> What the task asks
Your response should be the listing below, repeated exactly and in full.

== Supplied entries

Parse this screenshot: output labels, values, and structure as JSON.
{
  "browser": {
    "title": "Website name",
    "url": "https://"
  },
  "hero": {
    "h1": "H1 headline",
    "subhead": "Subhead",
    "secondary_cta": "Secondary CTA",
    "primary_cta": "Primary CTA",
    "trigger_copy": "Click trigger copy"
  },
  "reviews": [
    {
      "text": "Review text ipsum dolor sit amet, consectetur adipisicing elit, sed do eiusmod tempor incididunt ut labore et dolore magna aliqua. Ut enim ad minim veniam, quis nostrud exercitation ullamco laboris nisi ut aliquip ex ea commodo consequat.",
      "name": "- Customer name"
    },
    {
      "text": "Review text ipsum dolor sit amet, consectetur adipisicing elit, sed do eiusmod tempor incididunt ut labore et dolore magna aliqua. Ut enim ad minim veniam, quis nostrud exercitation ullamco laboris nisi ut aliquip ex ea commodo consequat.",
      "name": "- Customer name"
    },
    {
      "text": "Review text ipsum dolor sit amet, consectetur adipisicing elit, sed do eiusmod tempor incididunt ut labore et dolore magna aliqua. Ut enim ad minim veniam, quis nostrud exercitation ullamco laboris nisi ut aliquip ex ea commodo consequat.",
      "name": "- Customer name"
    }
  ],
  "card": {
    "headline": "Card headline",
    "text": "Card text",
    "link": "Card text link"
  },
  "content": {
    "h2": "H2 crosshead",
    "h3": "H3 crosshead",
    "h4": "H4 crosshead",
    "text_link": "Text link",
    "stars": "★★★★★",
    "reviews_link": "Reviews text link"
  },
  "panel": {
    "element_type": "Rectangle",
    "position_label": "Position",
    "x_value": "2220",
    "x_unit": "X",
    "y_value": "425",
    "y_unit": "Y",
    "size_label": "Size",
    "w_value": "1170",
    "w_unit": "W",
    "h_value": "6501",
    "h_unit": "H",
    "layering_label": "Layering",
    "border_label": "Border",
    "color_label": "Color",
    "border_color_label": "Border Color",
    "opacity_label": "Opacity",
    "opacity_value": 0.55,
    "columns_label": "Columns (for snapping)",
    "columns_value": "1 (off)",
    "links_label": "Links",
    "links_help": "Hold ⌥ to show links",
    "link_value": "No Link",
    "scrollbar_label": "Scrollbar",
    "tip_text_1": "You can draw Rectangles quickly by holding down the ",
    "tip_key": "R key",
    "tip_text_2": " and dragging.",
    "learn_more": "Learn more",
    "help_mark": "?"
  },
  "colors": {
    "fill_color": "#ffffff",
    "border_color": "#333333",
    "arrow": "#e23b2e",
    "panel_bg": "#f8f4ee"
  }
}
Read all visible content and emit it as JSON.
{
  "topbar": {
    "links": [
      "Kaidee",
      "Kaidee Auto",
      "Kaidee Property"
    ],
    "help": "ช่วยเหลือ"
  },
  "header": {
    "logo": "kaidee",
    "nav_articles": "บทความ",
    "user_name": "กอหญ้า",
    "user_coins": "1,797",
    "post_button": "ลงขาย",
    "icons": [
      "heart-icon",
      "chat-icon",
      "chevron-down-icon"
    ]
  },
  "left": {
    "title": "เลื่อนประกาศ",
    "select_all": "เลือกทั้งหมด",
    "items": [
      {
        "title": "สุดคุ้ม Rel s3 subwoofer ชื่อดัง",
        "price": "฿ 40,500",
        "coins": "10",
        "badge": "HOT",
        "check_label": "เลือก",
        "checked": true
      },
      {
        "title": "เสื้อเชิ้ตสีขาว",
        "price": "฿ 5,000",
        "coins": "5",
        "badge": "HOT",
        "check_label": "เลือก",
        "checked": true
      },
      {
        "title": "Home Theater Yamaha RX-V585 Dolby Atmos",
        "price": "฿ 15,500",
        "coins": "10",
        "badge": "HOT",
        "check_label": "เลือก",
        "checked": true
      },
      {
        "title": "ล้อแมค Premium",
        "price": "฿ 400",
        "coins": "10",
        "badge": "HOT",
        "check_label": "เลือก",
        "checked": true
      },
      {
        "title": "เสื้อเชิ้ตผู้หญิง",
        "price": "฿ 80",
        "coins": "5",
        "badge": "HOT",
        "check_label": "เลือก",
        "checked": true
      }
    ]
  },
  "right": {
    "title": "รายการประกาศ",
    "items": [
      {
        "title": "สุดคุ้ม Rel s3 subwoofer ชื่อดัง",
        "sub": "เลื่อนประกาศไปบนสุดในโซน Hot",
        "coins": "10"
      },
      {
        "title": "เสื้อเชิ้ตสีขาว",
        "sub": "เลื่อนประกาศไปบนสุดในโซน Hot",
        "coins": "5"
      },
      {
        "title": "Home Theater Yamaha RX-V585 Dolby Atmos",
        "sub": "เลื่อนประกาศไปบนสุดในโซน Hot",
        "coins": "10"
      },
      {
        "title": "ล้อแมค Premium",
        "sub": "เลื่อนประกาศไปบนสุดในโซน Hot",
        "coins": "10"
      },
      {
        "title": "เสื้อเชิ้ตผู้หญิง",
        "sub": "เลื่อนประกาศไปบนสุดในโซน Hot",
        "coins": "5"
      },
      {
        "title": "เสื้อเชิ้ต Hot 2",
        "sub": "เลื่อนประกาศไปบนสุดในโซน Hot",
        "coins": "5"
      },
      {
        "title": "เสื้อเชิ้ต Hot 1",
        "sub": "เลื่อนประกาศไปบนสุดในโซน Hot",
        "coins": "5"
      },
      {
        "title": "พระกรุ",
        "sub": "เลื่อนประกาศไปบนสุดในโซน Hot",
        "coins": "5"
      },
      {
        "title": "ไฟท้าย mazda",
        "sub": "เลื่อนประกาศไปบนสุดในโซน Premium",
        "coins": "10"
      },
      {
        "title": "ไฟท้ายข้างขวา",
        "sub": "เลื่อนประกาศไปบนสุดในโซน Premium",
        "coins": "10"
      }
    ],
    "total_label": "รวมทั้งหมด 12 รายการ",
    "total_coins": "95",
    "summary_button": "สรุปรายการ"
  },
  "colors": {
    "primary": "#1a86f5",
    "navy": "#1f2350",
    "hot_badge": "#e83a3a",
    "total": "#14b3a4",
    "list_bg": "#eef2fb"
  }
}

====

> Output below
Parse this screenshot: output labels, values, and structure as JSON.
{
  "browser": {
    "title": "Website name",
    "url": "https://"
  },
  "hero": {
    "h1": "H1 headline",
    "subhead": "Subhead",
    "secondary_cta": "Secondary CTA",
    "primary_cta": "Primary CTA",
    "trigger_copy": "Click trigger copy"
  },
  "reviews": [
    {
      "text": "Review text ipsum dolor sit amet, consectetur adipisicing elit, sed do eiusmod tempor incididunt ut labore et dolore magna aliqua. Ut enim ad minim veniam, quis nostrud exercitation ullamco laboris nisi ut aliquip ex ea commodo consequat.",
      "name": "- Customer name"
    },
    {
      "text": "Review text ipsum dolor sit amet, consectetur adipisicing elit, sed do eiusmod tempor incididunt ut labore et dolore magna aliqua. Ut enim ad minim veniam, quis nostrud exercitation ullamco laboris nisi ut aliquip ex ea commodo consequat.",
      "name": "- Customer name"
    },
    {
      "text": "Review text ipsum dolor sit amet, consectetur adipisicing elit, sed do eiusmod tempor incididunt ut labore et dolore magna aliqua. Ut enim ad minim veniam, quis nostrud exercitation ullamco laboris nisi ut aliquip ex ea commodo consequat.",
      "name": "- Customer name"
    }
  ],
  "card": {
    "headline": "Card headline",
    "text": "Card text",
    "link": "Card text link"
  },
  "content": {
    "h2": "H2 crosshead",
    "h3": "H3 crosshead",
    "h4": "H4 crosshead",
    "text_link": "Text link",
    "stars": "★★★★★",
    "reviews_link": "Reviews text link"
  },
  "panel": {
    "element_type": "Rectangle",
    "position_label": "Position",
    "x_value": "2220",
    "x_unit": "X",
    "y_value": "425",
    "y_unit": "Y",
    "size_label": "Size",
    "w_value": "1170",
    "w_unit": "W",
    "h_value": "6501",
    "h_unit": "H",
    "layering_label": "Layering",
    "border_label": "Border",
    "color_label": "Color",
    "border_color_label": "Border Color",
    "opacity_label": "Opacity",
    "opacity_value": 0.55,
    "columns_label": "Columns (for snapping)",
    "columns_value": "1 (off)",
    "links_label": "Links",
    "links_help": "Hold ⌥ to show links",
    "link_value": "No Link",
    "scrollbar_label": "Scrollbar",
    "tip_text_1": "You can draw Rectangles quickly by holding down the ",
    "tip_key": "R key",
    "tip_text_2": " and dragging.",
    "learn_more": "Learn more",
    "help_mark": "?"
  },
  "colors": {
    "fill_color": "#ffffff",
    "border_color": "#333333",
    "arrow": "#e23b2e",
    "panel_bg": "#f8f4ee"
  }
}
Read all visible content and emit it as JSON.
{
  "topbar": {
    "links": [
      "Kaidee",
      "Kaidee Auto",
      "Kaidee Property"
    ],
    "help": "ช่วยเหลือ"
  },
  "header": {
    "logo": "kaidee",
    "nav_articles": "บทความ",
    "user_name": "กอหญ้า",
    "user_coins": "1,797",
    "post_button": "ลงขาย",
    "icons": [
      "heart-icon",
      "chat-icon",
      "chevron-down-icon"
    ]
  },
  "left": {
    "title": "เลื่อนประกาศ",
    "select_all": "เลือกทั้งหมด",
    "items": [
      {
        "title": "สุดคุ้ม Rel s3 subwoofer ชื่อดัง",
        "price": "฿ 40,500",
        "coins": "10",
        "badge": "HOT",
        "check_label": "เลือก",
        "checked": true
      },
      {
        "title": "เสื้อเชิ้ตสีขาว",
        "price": "฿ 5,000",
        "coins": "5",
        "badge": "HOT",
        "check_label": "เลือก",
        "checked": true
      },
      {
        "title": "Home Theater Yamaha RX-V585 Dolby Atmos",
        "price": "฿ 15,500",
        "coins": "10",
        "badge": "HOT",
        "check_label": "เลือก",
        "checked": true
      },
      {
        "title": "ล้อแมค Premium",
        "price": "฿ 400",
        "coins": "10",
        "badge": "HOT",
        "check_label": "เลือก",
        "checked": true
      },
      {
        "title": "เสื้อเชิ้ตผู้หญิง",
        "price": "฿ 80",
        "coins": "5",
        "badge": "HOT",
        "check_label": "เลือก",
        "checked": true
      }
    ]
  },
  "right": {
    "title": "รายการประกาศ",
    "items": [
      {
        "title": "สุดคุ้ม Rel s3 subwoofer ชื่อดัง",
        "sub": "เลื่อนประกาศไปบนสุดในโซน Hot",
        "coins": "10"
      },
      {
        "title": "เสื้อเชิ้ตสีขาว",
        "sub": "เลื่อนประกาศไปบนสุดในโซน Hot",
        "coins": "5"
      },
      {
        "title": "Home Theater Yamaha RX-V585 Dolby Atmos",
        "sub": "เลื่อนประกาศไปบนสุดในโซน Hot",
        "coins": "10"
      },
      {
        "title": "ล้อแมค Premium",
        "sub": "เลื่อนประกาศไปบนสุดในโซน Hot",
        "coins": "10"
      },
      {
        "title": "เสื้อเชิ้ตผู้หญิง",
        "sub": "เลื่อนประกาศไปบนสุดในโซน Hot",
        "coins": "5"
      },
      {
        "title": "เสื้อเชิ้ต Hot 2",
        "sub": "เลื่อนประกาศไปบนสุดในโซน Hot",
        "coins": "5"
      },
      {
        "title": "เสื้อเชิ้ต Hot 1",
        "sub": "เลื่อนประกาศไปบนสุดในโซน Hot",
        "coins": "5"
      },
      {
        "title": "พระกรุ",
        "sub": "เลื่อนประกาศไปบนสุดในโซน Hot",
        "coins": "5"
      },
      {
        "title": "ไฟท้าย mazda",
        "sub": "เลื่อนประกาศไปบนสุดในโซน Premium",
        "coins": "10"
      },
      {
        "title": "ไฟท้ายข้างขวา",
        "sub": "เลื่อนประกาศไปบนสุดในโซน Premium",
        "coins": "10"
      }
    ],
    "total_label": "รวมทั้งหมด 12 รายการ",
    "total_coins": "95",
    "summary_button": "สรุปรายการ"
  },
  "colors": {
    "primary": "#1a86f5",
    "navy": "#1f2350",
    "hot_badge": "#e83a3a",
    "total": "#14b3a4",
    "list_bg": "#eef2fb"
  }
}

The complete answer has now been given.